## Work to be completed
Show every line of the data that includes the word "zoom".

## Records supplied
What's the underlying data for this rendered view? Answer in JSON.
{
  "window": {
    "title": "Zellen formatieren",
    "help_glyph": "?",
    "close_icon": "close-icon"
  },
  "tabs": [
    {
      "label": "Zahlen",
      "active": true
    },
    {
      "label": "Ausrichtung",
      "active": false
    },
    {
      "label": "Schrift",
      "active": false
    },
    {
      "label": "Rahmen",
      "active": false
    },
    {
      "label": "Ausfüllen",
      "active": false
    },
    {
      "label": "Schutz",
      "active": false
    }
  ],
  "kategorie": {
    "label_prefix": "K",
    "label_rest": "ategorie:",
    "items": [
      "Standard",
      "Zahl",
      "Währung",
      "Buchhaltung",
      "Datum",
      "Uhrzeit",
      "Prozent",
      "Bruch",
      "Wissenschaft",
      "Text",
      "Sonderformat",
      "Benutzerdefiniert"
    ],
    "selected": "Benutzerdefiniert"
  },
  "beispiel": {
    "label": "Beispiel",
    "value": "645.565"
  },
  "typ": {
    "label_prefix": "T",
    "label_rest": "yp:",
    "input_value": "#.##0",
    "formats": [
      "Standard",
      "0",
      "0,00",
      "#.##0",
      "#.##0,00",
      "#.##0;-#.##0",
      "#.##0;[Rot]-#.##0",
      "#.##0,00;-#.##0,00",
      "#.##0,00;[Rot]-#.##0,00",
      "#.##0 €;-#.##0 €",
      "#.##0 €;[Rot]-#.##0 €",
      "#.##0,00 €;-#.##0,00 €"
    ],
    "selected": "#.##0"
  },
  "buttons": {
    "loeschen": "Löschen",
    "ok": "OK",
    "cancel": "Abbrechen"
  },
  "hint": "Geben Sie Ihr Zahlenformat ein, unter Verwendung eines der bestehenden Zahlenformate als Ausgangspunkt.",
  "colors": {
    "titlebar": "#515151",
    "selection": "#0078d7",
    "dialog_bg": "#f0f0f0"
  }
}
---
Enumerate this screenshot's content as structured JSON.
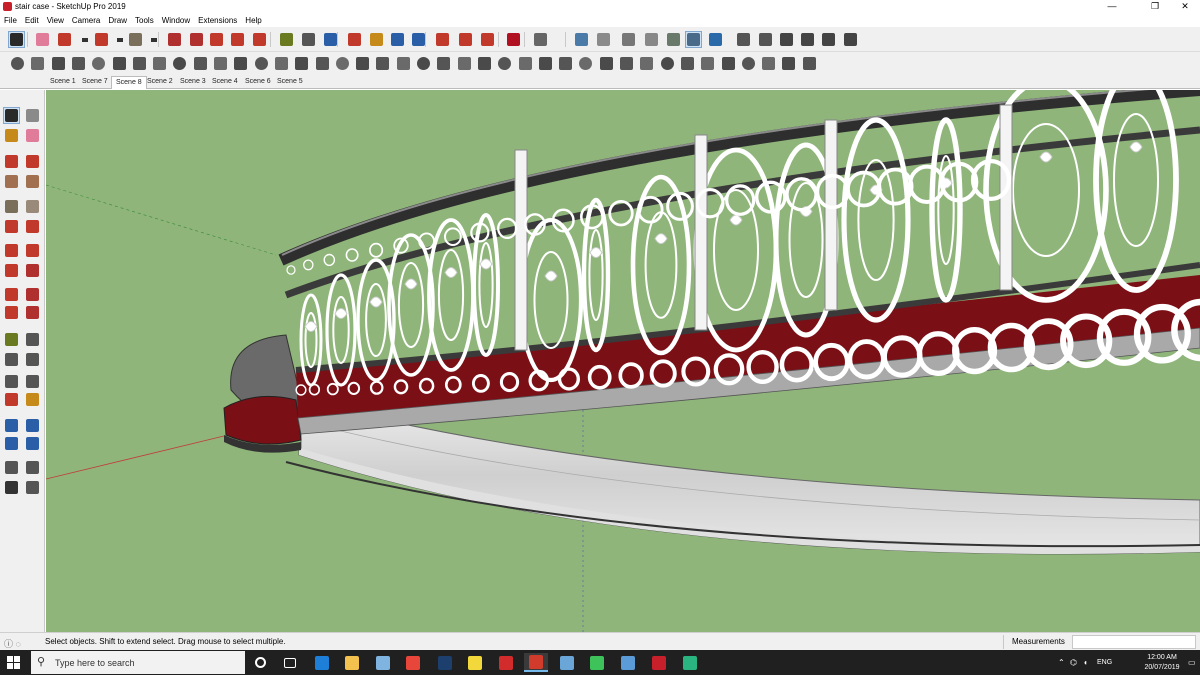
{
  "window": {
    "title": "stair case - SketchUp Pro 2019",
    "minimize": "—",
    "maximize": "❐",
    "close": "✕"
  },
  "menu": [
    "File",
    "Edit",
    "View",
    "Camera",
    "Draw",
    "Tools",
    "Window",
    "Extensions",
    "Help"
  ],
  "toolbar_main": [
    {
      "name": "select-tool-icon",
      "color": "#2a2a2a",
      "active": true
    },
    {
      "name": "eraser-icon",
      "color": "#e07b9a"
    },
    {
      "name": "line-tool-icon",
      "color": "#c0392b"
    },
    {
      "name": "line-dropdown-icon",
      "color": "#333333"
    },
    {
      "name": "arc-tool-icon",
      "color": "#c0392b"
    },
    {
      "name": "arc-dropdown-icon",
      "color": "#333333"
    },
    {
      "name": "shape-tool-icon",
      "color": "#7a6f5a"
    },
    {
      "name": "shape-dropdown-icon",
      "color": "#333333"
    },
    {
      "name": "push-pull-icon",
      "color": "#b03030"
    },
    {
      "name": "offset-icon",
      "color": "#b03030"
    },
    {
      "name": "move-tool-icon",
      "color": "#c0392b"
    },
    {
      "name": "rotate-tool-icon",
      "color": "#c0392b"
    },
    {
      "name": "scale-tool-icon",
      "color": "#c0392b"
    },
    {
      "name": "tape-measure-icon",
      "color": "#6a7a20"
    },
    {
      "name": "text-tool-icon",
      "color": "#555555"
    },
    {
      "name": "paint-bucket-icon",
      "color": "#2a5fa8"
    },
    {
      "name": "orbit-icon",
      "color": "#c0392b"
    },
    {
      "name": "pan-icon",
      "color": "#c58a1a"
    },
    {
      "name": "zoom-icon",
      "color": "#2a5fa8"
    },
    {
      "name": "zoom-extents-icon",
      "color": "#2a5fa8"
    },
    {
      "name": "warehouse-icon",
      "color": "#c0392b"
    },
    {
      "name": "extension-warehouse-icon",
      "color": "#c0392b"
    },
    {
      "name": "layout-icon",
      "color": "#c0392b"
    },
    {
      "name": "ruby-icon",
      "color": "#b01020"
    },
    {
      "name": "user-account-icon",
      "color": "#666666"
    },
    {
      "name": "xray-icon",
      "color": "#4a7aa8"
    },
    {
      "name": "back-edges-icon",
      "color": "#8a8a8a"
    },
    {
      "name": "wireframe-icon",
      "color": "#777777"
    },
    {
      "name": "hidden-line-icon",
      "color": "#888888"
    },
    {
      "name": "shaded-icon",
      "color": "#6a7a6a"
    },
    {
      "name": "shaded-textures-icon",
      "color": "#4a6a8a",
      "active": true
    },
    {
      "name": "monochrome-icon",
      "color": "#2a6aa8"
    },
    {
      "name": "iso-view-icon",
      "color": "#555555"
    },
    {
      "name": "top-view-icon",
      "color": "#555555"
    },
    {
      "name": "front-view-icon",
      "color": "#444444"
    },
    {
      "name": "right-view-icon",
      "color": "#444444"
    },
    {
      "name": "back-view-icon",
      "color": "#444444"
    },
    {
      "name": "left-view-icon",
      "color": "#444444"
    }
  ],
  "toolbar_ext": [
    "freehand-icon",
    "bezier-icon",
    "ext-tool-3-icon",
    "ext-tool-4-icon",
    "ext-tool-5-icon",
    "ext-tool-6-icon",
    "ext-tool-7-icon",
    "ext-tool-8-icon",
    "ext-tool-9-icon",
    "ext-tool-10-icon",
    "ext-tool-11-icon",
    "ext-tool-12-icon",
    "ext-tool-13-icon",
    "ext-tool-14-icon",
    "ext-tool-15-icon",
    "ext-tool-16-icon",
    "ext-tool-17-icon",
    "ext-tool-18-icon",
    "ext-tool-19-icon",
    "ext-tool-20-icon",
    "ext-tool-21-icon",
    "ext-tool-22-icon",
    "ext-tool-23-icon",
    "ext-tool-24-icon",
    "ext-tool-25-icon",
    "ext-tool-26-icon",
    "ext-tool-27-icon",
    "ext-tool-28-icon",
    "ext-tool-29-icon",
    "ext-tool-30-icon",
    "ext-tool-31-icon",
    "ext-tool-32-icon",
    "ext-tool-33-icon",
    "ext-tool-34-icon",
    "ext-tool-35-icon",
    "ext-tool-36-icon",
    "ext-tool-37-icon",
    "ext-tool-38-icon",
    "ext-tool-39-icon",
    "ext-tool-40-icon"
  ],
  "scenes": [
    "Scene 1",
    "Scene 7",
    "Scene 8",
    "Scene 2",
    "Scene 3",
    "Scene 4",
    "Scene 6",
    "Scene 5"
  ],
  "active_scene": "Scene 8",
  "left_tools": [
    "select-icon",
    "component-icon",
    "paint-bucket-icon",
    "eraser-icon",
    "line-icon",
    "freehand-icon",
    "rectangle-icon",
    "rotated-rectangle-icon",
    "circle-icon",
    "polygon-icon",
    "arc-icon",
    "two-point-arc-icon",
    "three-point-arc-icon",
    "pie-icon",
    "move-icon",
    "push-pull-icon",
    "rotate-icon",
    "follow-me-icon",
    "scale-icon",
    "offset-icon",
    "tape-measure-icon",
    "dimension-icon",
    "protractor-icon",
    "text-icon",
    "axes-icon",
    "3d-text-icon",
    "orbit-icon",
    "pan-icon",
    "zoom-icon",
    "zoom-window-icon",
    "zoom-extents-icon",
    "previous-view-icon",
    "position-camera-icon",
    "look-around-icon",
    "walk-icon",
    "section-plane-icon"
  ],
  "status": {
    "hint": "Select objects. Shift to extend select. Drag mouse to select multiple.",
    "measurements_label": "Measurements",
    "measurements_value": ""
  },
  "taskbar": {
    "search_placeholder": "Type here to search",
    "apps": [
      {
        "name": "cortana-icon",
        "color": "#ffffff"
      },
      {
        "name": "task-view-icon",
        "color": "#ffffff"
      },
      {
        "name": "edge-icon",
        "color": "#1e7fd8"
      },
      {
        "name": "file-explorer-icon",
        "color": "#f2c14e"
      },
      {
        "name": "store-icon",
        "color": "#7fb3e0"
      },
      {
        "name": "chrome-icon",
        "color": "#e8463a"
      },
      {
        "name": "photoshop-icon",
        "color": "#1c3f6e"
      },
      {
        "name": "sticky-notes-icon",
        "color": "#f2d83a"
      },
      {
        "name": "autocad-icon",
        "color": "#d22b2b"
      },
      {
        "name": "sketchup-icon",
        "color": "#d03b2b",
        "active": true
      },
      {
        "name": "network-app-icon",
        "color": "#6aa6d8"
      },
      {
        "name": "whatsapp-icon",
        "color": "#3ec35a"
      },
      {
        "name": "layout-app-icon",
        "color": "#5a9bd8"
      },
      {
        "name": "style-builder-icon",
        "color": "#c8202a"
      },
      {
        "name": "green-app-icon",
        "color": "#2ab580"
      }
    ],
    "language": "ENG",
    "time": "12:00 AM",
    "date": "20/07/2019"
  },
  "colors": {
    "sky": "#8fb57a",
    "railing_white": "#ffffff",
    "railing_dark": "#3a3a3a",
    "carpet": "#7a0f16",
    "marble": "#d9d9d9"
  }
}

## Reply
      "name": "zoom-icon",
      "name": "zoom-extents-icon",
    "zoom-icon",
    "zoom-window-icon",
    "zoom-extents-icon",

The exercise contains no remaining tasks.